▸ **Exercise requirements**: If an entry below holds a picture, skip the picture and copy everything else exactly.
◇ ◇ ◇ ◇
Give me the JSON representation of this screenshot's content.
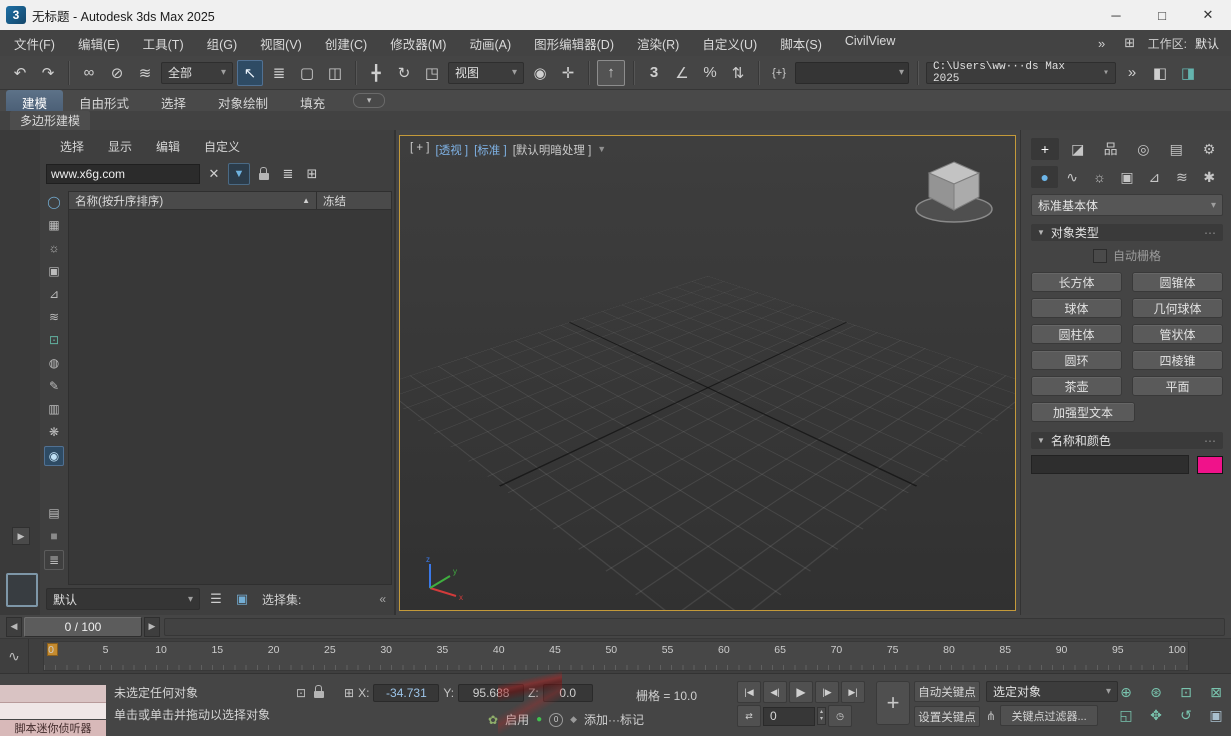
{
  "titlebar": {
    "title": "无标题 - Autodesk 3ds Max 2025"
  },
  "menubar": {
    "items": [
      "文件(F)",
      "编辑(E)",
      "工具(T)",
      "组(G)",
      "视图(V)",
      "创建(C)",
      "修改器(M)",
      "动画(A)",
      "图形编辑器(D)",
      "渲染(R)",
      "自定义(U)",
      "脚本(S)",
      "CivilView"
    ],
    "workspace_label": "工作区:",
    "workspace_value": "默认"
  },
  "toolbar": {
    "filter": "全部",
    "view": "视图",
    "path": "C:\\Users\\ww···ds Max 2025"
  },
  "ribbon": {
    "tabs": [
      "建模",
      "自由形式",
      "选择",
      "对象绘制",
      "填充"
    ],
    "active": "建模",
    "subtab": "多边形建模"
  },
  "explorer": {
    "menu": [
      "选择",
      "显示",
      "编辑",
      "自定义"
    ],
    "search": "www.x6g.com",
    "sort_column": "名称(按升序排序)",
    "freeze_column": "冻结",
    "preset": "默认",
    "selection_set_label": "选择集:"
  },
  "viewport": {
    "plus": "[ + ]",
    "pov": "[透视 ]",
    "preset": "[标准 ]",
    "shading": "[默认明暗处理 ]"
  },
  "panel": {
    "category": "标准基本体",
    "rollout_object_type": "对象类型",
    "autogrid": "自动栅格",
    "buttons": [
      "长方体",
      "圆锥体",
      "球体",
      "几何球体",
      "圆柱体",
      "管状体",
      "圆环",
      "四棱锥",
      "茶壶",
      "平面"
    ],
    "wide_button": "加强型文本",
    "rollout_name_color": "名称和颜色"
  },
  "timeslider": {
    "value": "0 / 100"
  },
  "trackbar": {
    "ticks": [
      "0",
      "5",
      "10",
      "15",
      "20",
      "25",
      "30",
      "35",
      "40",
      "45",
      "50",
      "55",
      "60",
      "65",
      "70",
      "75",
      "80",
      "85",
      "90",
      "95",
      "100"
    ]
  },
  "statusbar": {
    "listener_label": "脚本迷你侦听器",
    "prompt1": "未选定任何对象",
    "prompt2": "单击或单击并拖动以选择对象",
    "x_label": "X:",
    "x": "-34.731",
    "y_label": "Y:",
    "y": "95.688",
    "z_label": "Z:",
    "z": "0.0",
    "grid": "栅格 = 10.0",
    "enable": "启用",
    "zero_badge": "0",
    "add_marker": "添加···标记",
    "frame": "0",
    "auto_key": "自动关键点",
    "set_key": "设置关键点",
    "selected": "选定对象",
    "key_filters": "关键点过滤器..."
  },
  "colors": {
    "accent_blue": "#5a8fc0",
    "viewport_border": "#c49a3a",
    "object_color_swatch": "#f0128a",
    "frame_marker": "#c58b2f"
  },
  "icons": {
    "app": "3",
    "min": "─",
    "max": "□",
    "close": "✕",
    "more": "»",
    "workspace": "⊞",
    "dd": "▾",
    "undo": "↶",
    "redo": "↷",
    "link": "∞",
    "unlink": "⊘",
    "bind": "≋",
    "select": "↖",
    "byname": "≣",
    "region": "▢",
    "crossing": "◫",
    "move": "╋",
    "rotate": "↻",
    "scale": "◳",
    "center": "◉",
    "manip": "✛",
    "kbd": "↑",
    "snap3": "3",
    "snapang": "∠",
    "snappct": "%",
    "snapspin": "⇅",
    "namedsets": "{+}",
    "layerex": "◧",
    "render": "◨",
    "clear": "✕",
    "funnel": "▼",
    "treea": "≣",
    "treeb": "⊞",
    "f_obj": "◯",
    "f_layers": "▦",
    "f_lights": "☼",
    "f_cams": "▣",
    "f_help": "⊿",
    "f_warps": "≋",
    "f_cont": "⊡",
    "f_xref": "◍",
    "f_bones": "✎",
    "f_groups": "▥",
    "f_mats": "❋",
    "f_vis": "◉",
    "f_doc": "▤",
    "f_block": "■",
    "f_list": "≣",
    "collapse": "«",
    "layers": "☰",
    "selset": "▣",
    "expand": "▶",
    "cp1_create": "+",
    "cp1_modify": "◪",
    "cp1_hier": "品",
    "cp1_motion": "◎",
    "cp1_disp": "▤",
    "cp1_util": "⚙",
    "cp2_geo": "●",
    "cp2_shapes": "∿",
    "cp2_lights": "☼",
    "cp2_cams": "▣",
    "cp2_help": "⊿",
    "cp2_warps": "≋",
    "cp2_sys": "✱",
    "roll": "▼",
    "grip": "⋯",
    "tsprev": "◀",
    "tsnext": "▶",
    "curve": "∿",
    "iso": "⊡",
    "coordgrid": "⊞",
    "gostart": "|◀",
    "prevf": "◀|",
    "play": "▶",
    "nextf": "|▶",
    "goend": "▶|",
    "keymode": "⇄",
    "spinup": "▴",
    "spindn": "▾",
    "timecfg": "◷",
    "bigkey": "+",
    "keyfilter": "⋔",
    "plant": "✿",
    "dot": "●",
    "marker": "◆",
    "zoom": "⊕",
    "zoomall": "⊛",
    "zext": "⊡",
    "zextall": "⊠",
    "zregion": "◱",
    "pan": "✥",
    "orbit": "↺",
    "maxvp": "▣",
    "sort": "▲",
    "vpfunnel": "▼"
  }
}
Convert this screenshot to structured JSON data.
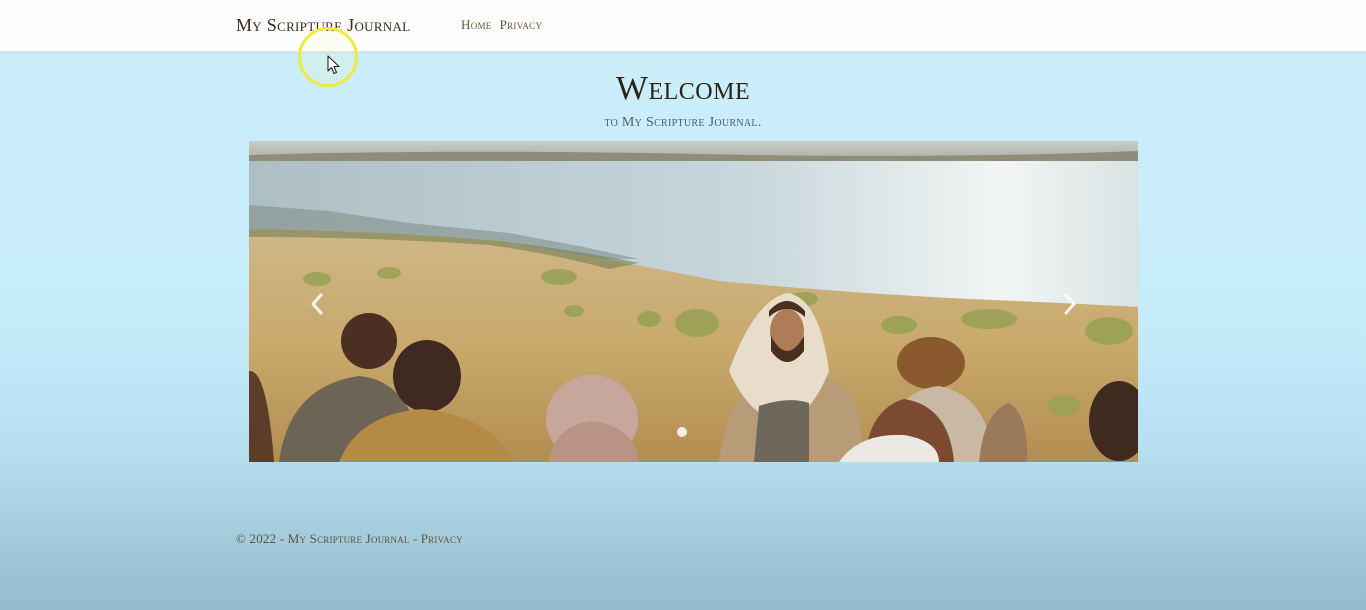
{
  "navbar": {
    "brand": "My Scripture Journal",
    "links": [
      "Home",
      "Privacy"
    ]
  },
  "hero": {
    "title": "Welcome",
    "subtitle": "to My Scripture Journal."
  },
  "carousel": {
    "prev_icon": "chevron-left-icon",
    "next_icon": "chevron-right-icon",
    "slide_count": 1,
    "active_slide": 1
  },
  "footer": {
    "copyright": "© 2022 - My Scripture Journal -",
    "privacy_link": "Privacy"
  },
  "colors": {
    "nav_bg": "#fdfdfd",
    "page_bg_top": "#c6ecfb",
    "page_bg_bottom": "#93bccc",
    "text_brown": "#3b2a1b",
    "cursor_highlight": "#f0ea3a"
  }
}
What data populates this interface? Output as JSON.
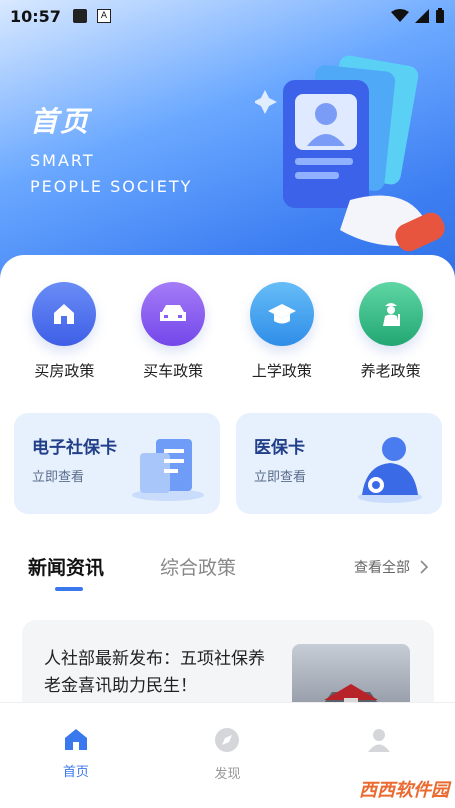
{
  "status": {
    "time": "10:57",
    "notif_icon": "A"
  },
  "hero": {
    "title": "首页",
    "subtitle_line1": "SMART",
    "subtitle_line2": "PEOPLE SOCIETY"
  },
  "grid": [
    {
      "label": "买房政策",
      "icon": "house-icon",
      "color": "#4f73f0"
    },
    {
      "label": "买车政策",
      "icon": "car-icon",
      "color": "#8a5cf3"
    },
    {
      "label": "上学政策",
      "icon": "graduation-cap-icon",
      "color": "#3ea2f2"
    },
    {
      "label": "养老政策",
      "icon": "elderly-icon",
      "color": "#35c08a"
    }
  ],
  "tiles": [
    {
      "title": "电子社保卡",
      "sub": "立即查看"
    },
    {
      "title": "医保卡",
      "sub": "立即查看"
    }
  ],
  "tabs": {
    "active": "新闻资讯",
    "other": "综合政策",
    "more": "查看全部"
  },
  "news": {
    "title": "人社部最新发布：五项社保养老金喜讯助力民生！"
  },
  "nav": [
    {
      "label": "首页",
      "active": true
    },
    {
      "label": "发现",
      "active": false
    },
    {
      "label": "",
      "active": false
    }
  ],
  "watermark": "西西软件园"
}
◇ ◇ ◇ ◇
▸ **Response below**:
Give me the JSON representation of this screenshot's content.
{
  "titlebar": {
    "title": "无标题 - Autodesk 3ds Max 2025"
  },
  "menubar": {
    "items": [
      "文件(F)",
      "编辑(E)",
      "工具(T)",
      "组(G)",
      "视图(V)",
      "创建(C)",
      "修改器(M)",
      "动画(A)",
      "图形编辑器(D)",
      "渲染(R)",
      "自定义(U)",
      "脚本(S)",
      "CivilView"
    ],
    "workspace_label": "工作区:",
    "workspace_value": "默认"
  },
  "toolbar": {
    "filter": "全部",
    "view": "视图",
    "path": "C:\\Users\\ww···ds Max 2025"
  },
  "ribbon": {
    "tabs": [
      "建模",
      "自由形式",
      "选择",
      "对象绘制",
      "填充"
    ],
    "active": "建模",
    "subtab": "多边形建模"
  },
  "explorer": {
    "menu": [
      "选择",
      "显示",
      "编辑",
      "自定义"
    ],
    "search": "www.x6g.com",
    "sort_column": "名称(按升序排序)",
    "freeze_column": "冻结",
    "preset": "默认",
    "selection_set_label": "选择集:"
  },
  "viewport": {
    "plus": "[ + ]",
    "pov": "[透视 ]",
    "preset": "[标准 ]",
    "shading": "[默认明暗处理 ]"
  },
  "panel": {
    "category": "标准基本体",
    "rollout_object_type": "对象类型",
    "autogrid": "自动栅格",
    "buttons": [
      "长方体",
      "圆锥体",
      "球体",
      "几何球体",
      "圆柱体",
      "管状体",
      "圆环",
      "四棱锥",
      "茶壶",
      "平面"
    ],
    "wide_button": "加强型文本",
    "rollout_name_color": "名称和颜色"
  },
  "timeslider": {
    "value": "0 / 100"
  },
  "trackbar": {
    "ticks": [
      "0",
      "5",
      "10",
      "15",
      "20",
      "25",
      "30",
      "35",
      "40",
      "45",
      "50",
      "55",
      "60",
      "65",
      "70",
      "75",
      "80",
      "85",
      "90",
      "95",
      "100"
    ]
  },
  "statusbar": {
    "listener_label": "脚本迷你侦听器",
    "prompt1": "未选定任何对象",
    "prompt2": "单击或单击并拖动以选择对象",
    "x_label": "X:",
    "x": "-34.731",
    "y_label": "Y:",
    "y": "95.688",
    "z_label": "Z:",
    "z": "0.0",
    "grid": "栅格 = 10.0",
    "enable": "启用",
    "zero_badge": "0",
    "add_marker": "添加···标记",
    "frame": "0",
    "auto_key": "自动关键点",
    "set_key": "设置关键点",
    "selected": "选定对象",
    "key_filters": "关键点过滤器..."
  },
  "colors": {
    "accent_blue": "#5a8fc0",
    "viewport_border": "#c49a3a",
    "object_color_swatch": "#f0128a",
    "frame_marker": "#c58b2f"
  },
  "icons": {
    "app": "3",
    "min": "─",
    "max": "□",
    "close": "✕",
    "more": "»",
    "workspace": "⊞",
    "dd": "▾",
    "undo": "↶",
    "redo": "↷",
    "link": "∞",
    "unlink": "⊘",
    "bind": "≋",
    "select": "↖",
    "byname": "≣",
    "region": "▢",
    "crossing": "◫",
    "move": "╋",
    "rotate": "↻",
    "scale": "◳",
    "center": "◉",
    "manip": "✛",
    "kbd": "↑",
    "snap3": "3",
    "snapang": "∠",
    "snappct": "%",
    "snapspin": "⇅",
    "namedsets": "{+}",
    "layerex": "◧",
    "render": "◨",
    "clear": "✕",
    "funnel": "▼",
    "treea": "≣",
    "treeb": "⊞",
    "f_obj": "◯",
    "f_layers": "▦",
    "f_lights": "☼",
    "f_cams": "▣",
    "f_help": "⊿",
    "f_warps": "≋",
    "f_cont": "⊡",
    "f_xref": "◍",
    "f_bones": "✎",
    "f_groups": "▥",
    "f_mats": "❋",
    "f_vis": "◉",
    "f_doc": "▤",
    "f_block": "■",
    "f_list": "≣",
    "collapse": "«",
    "layers": "☰",
    "selset": "▣",
    "expand": "▶",
    "cp1_create": "+",
    "cp1_modify": "◪",
    "cp1_hier": "品",
    "cp1_motion": "◎",
    "cp1_disp": "▤",
    "cp1_util": "⚙",
    "cp2_geo": "●",
    "cp2_shapes": "∿",
    "cp2_lights": "☼",
    "cp2_cams": "▣",
    "cp2_help": "⊿",
    "cp2_warps": "≋",
    "cp2_sys": "✱",
    "roll": "▼",
    "grip": "⋯",
    "tsprev": "◀",
    "tsnext": "▶",
    "curve": "∿",
    "iso": "⊡",
    "coordgrid": "⊞",
    "gostart": "|◀",
    "prevf": "◀|",
    "play": "▶",
    "nextf": "|▶",
    "goend": "▶|",
    "keymode": "⇄",
    "spinup": "▴",
    "spindn": "▾",
    "timecfg": "◷",
    "bigkey": "+",
    "keyfilter": "⋔",
    "plant": "✿",
    "dot": "●",
    "marker": "◆",
    "zoom": "⊕",
    "zoomall": "⊛",
    "zext": "⊡",
    "zextall": "⊠",
    "zregion": "◱",
    "pan": "✥",
    "orbit": "↺",
    "maxvp": "▣",
    "sort": "▲",
    "vpfunnel": "▼"
  }
}
Convert this screenshot to structured JSON data.
{
  "navbar": {
    "brand": "My Scripture Journal",
    "links": [
      "Home",
      "Privacy"
    ]
  },
  "hero": {
    "title": "Welcome",
    "subtitle": "to My Scripture Journal."
  },
  "carousel": {
    "prev_icon": "chevron-left-icon",
    "next_icon": "chevron-right-icon",
    "slide_count": 1,
    "active_slide": 1
  },
  "footer": {
    "copyright": "© 2022 - My Scripture Journal -",
    "privacy_link": "Privacy"
  },
  "colors": {
    "nav_bg": "#fdfdfd",
    "page_bg_top": "#c6ecfb",
    "page_bg_bottom": "#93bccc",
    "text_brown": "#3b2a1b",
    "cursor_highlight": "#f0ea3a"
  }
}
What data populates this interface? Output as JSON.
{
  "status": {
    "time": "10:57",
    "notif_icon": "A"
  },
  "hero": {
    "title": "首页",
    "subtitle_line1": "SMART",
    "subtitle_line2": "PEOPLE SOCIETY"
  },
  "grid": [
    {
      "label": "买房政策",
      "icon": "house-icon",
      "color": "#4f73f0"
    },
    {
      "label": "买车政策",
      "icon": "car-icon",
      "color": "#8a5cf3"
    },
    {
      "label": "上学政策",
      "icon": "graduation-cap-icon",
      "color": "#3ea2f2"
    },
    {
      "label": "养老政策",
      "icon": "elderly-icon",
      "color": "#35c08a"
    }
  ],
  "tiles": [
    {
      "title": "电子社保卡",
      "sub": "立即查看"
    },
    {
      "title": "医保卡",
      "sub": "立即查看"
    }
  ],
  "tabs": {
    "active": "新闻资讯",
    "other": "综合政策",
    "more": "查看全部"
  },
  "news": {
    "title": "人社部最新发布：五项社保养老金喜讯助力民生！"
  },
  "nav": [
    {
      "label": "首页",
      "active": true
    },
    {
      "label": "发现",
      "active": false
    },
    {
      "label": "",
      "active": false
    }
  ],
  "watermark": "西西软件园"
}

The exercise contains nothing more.